Posted October 22, 2018 by Chris Hick in Warning: explode() expects parameter 2 to be string, object given in /var/www/vhosts/filmwerk.co.uk/httpdocs/wp-content/themes/Filmwerk/made/inc/single-normal.php on line 148
 
 

Deadbeat at Dawn (1988) Blu-ray Review


Forget West Side Story. This is not the Jets against the Sharks, but The Ravens against The Spiders. It’s a very grungy lo-fi film about gang warfare that makes The Warriors (1977) and The Wanderers (1979) seem like the most polished of films. Yet Deadbeat at Dawn (1988), a grungy grindhouse and violent urban gangland drama made by Jim Van Bebber, who’s first film this was is an in-your-face piece of action. Not that his films made much impact beyond the grindhouse other than his largely well received true crime film, The Manson Family (2007) based off the Tate murders by Charles Manson and his Family, a film that took many years to make.

Van Bebber was studying cinema at Wright State University in Fairborn, Ohio when he used a student bank loan intended for his studies to finance Deadbeat at Dawn. Needless to say the film does have a limited cult appeal, but hardly a broad one. The film is set in Dayton, Ohio and centres on Goose (played by Van Bebber himself) who is leader of The Ravens gang and is in a relationship with Christie (well, after he tried to rape her in a car before a passing policeman spoils his fun. Christie is into mysticism and reading the Ouija board. She convinces Goose to give up the gang life, but no sooner has she convinced him, he changes his ways when the leader of The Spiders, the psychotic misogynistic Danny breaks into Goose and Christie’s apartment and violently murders her. After he discovers that she been murdered by The Spiders, Goose goes to his heroin addicted Vietnam veteran father where he falls out with his junkie father too.
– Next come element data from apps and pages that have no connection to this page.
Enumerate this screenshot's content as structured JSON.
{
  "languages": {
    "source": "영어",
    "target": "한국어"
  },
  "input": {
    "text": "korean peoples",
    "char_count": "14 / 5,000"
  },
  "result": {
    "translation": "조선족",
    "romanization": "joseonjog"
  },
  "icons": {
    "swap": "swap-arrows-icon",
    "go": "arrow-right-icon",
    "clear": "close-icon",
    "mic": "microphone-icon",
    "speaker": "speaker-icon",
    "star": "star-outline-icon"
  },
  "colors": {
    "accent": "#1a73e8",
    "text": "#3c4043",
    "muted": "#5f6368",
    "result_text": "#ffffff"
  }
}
Goose plots his violent revenge on Danny and The Spiders, or as the poster stated: “He quit the gangs, they killed his girl, he became deadbeat at dawn”.

Van Bebber’s passion and commitment for making this film is clear and evident. The overall look and narrative, and even the violence looks something like a 1970s Japanese yakuza film; it is exaggerated, bloody and over the top with something of the horror splatter film look to it. But it is raw. This is best played out in the final showdown between Goose and Danny and his gang on a train platform and sidings, ending with a fight on and in a car. It is classic grindhouse and as is mentioned in the feature length look at this film by one guy in a Dayton video shop that you could be forgiven from thinking you renting a cheap VHS horror film, but is in fact a grungy, what Sam Raimi terms as a punk gang film. Another commentator refers to Van Bebber’s films as being like a G. G. Allin song. Appropriate. Whichever, this is most definitely a cinematic equivalent of Thrash Metal.
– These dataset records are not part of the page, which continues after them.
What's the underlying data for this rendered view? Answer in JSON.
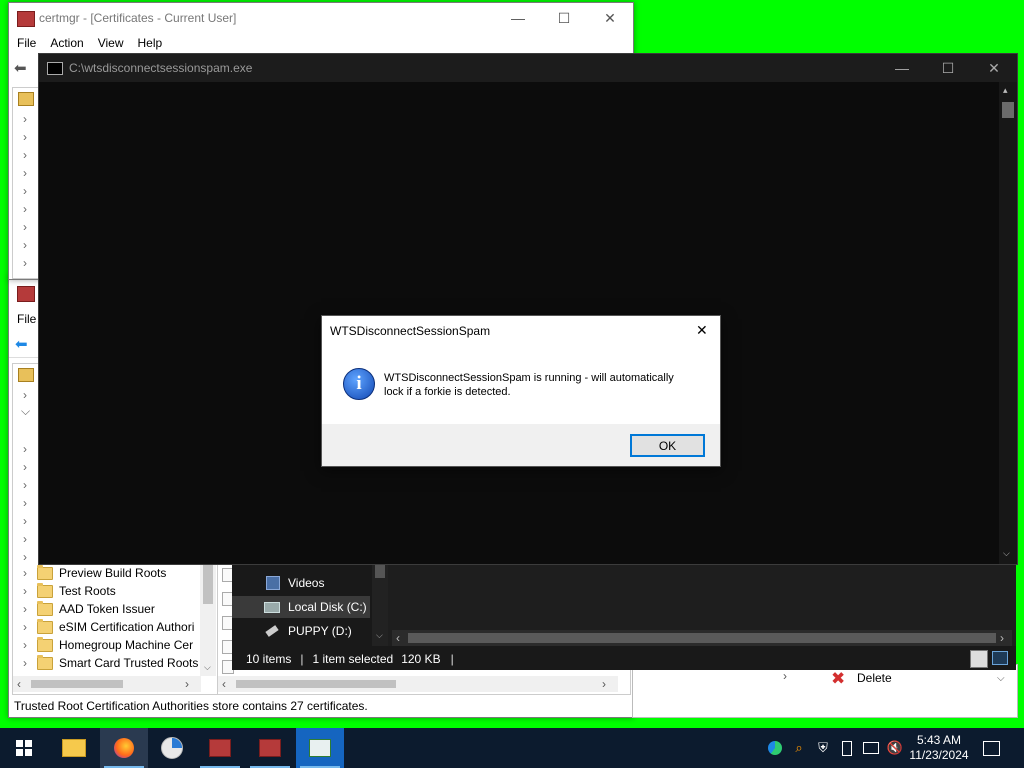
{
  "certmgr_top": {
    "title": "certmgr - [Certificates - Current User]",
    "menu": [
      "File",
      "Action",
      "View",
      "Help"
    ]
  },
  "certmgr_back": {
    "menu_file": "File",
    "tree_items": [
      "Preview Build Roots",
      "Test Roots",
      "AAD Token Issuer",
      "eSIM Certification Authori",
      "Homegroup Machine Cer",
      "Smart Card Trusted Roots"
    ],
    "status": "Trusted Root Certification Authorities store contains 27 certificates."
  },
  "actions_panel": {
    "delete_label": "Delete"
  },
  "console": {
    "title": "C:\\wtsdisconnectsessionspam.exe"
  },
  "dialog": {
    "title": "WTSDisconnectSessionSpam",
    "message_line1": "WTSDisconnectSessionSpam is running - will automatically",
    "message_line2": "lock if a forkie is detected.",
    "ok_label": "OK",
    "icon": "info-icon"
  },
  "explorer": {
    "nav_items": [
      {
        "label": "Videos",
        "icon": "videos-folder-icon"
      },
      {
        "label": "Local Disk (C:)",
        "icon": "local-disk-icon"
      },
      {
        "label": "PUPPY (D:)",
        "icon": "usb-drive-icon"
      }
    ],
    "status_items": "10 items",
    "status_selected": "1 item selected",
    "status_size": "120 KB"
  },
  "taskbar": {
    "time": "5:43 AM",
    "date": "11/23/2024",
    "apps": [
      "file-explorer-icon",
      "firefox-icon",
      "clock-app-icon",
      "certmgr-icon",
      "certmgr-icon",
      "console-app-icon"
    ],
    "tray_icons": [
      "edge-icon",
      "search-icon",
      "shield-icon",
      "usb-eject-icon",
      "network-icon",
      "volume-muted-icon"
    ]
  },
  "colors": {
    "desktop": "#00ff00",
    "taskbar": "#0c1b2e",
    "accent": "#0078d7"
  }
}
Released on Arrow Video, the film has a great feature length documentary drawing on and interviewing those who were involved with the film, both recent and historic interviews, as well as covering views and impressions of Van Bebber. There are also a series of outakes, metal music videos, stills and some of Van Bebber’s short films.

Chris Hick


Chris Hick